Maria Ressa Says Her Nobel Prize Is “For All Journalists Around The World” | Maria Ressa
Veteran Filipino journalist Maria Ressa told her: Nobel Peace Prize It was for “all journalists around the world” where she pledged to continue her fight for press freedom.
Ressa, co-founder of the news site Rappler, and Russian journalist Dmitry Muratov Received the award on Friday for their efforts to “protect freedom of expression”.
“This is really for all journalists around the world,” said Risa, a fierce critic of philippines President Rodrigo Duterte on Saturday.
“We need help on many fronts – it is very difficult and dangerous to be a journalist today.”
Filipino press groups and human rights activists have praised the Resa Award as a “victory” in a country that has been ranked as one of the most dangerous countries in the world for journalists.
Since Duterte came to power in 2016, Ressa and Rappler have endured what media advocates say is a crunchy string of criminal charges, investigations and online attacks.
Duterte has called Rappler a “fake news outlet” and Risa has been the target of abusive messages online.
Ressa, 58, said she hopes the award will provide her and other journalists in the Philippines against physical attacks and online threats.
Ressa said, describing the award as “like a shot of adrenaline.”
“I hope this will allow journalists to do our jobs well without fear.”
Resa has been a vocal critic of Duterte and his government’s policies, including… drug war which rights groups estimate has killed tens of thousands of men, most of them poor.
Rappler was among the domestic and foreign media that published horrific images of the killings and questioned their legal basis.
ICC judges have authorized a full investigation into a possible crime against humanity during the bloody campaign.
Other media outlets have fallen for Duterte’s fault, including the Philippines Daily Inquirer and broadcasting giant ABS-CBN, which lost its free-to-air license last year.
But Ressa said Rappler’s independence meant he could fight back. “We don’t have other business to protect,” she said. “So it’s very easy for us to back off.”
Ressa said seven legal cases, including tax evasion, still in the courts were “ridiculous” and she was determined to win.
She has been released on bail pending an appeal against a conviction last year in a cyber-libel case, for which she faces up to six years in prison.
Two other cyber-libel cases were dismissed earlier this year.
“The abuse of power would have worked if I had allowed fear in my feelings and in my head to control our reactions – the biggest challenge has always been to overcome your fears,” she said.
“Being brave doesn’t mean not being afraid, it just means knowing how to deal with your fear.”
The author of How to Stand Up to a Dictator hopes to get permission to travel to Norway to receive the Nobel Prize.
Ressa said the Philippine election season, which began this month with candidates registering for more than 18,000 positions from president to city councilor, will be a “decisive” for the country, calling it an “existential moment.”
In May, voters will choose Duterte’s successor, who is constitutionally prohibited from seeking a second six-year term.
Show polls Duterte’s daughter, Sarahand the son of former dictator Ferdinand Marcos of the same name among the early candidates for the top job.

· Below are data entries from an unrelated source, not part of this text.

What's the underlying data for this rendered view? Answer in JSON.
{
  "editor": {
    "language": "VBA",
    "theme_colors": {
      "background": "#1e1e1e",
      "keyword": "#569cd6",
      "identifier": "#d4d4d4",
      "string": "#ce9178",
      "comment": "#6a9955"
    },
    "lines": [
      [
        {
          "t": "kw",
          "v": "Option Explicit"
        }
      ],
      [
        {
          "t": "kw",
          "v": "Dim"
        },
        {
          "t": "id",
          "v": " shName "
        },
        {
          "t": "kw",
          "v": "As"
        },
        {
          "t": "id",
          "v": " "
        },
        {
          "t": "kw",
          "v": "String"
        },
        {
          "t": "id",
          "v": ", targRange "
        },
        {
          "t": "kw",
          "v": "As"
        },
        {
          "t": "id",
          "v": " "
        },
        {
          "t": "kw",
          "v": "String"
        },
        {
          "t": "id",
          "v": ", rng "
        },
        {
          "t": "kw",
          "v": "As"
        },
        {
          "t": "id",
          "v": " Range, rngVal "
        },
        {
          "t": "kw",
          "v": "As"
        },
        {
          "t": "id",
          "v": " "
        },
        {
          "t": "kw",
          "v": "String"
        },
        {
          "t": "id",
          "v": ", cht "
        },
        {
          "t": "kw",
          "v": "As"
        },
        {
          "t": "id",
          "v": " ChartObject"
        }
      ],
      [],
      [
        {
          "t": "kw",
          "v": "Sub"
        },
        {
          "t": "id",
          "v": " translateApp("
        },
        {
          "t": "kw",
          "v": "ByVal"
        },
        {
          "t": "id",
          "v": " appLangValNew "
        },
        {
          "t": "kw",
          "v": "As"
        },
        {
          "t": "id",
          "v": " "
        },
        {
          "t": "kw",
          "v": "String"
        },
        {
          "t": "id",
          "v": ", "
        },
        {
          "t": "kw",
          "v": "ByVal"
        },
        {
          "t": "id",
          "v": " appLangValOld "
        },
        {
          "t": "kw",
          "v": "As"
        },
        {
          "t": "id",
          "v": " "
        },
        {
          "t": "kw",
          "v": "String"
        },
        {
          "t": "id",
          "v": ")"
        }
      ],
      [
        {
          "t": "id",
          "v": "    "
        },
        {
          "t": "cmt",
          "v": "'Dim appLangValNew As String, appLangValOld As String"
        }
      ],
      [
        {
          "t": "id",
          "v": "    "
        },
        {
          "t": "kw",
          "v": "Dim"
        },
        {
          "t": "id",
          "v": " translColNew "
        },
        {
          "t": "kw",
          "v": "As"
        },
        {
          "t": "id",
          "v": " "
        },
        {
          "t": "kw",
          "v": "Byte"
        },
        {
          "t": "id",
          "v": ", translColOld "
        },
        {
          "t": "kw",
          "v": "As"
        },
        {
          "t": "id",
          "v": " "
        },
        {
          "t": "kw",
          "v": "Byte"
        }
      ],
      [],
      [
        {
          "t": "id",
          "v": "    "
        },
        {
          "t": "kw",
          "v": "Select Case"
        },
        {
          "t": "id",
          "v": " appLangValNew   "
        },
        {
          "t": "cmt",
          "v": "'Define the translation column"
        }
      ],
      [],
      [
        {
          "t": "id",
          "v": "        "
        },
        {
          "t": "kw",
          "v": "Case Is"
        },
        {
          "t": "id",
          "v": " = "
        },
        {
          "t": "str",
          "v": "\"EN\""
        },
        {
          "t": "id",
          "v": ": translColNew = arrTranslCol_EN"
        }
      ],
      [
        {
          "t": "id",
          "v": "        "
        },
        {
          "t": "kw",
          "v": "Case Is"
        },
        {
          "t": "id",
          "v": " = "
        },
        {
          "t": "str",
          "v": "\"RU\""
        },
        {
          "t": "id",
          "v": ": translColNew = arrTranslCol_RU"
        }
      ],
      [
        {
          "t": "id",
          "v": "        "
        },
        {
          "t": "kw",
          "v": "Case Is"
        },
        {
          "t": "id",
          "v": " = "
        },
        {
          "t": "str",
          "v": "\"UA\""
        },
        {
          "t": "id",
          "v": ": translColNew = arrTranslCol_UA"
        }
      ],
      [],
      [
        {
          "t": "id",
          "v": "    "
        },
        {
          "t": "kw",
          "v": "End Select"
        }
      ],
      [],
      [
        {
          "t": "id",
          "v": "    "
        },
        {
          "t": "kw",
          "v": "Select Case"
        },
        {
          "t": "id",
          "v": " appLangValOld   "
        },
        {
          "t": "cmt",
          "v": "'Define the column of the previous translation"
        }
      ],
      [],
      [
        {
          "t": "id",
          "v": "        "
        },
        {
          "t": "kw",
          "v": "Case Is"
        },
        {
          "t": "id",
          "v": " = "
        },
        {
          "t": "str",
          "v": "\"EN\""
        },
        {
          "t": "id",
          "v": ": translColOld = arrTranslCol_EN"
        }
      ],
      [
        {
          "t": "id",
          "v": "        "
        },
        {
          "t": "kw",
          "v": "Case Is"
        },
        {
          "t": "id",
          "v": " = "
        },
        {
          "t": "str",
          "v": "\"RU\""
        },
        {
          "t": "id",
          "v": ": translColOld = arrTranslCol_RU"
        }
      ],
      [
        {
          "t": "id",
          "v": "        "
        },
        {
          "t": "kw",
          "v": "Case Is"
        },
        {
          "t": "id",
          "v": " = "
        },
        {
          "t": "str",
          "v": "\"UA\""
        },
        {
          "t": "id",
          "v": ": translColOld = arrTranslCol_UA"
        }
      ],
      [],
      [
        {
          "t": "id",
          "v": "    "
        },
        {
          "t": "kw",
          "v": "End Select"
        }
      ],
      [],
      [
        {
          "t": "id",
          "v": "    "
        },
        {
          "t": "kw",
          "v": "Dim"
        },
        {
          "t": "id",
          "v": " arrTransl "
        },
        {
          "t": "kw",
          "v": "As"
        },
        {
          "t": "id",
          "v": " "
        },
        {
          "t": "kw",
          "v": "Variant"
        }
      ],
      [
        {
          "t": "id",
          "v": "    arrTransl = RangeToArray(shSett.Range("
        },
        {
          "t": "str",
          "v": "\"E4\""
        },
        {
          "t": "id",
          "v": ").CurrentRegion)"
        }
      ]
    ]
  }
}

Sarah denied having plans to run.
“This will be a battle for facts,” Ressa said, warning that the Philippines is “very close to becoming a democracy in name only.”
Filipinos are among the most social media users in the world, and the country has become a major battleground for fake news.
Throughout the campaign against it, Ressa, who is also a US citizen, remained in the Philippines and continued to speak out against Duterte’s government despite the risks.
“I joke all the time and sometimes I say I really have to thank President Duterte because you don’t really know who you are until you have to fight for it,” Ressa said. “I know who I am now.”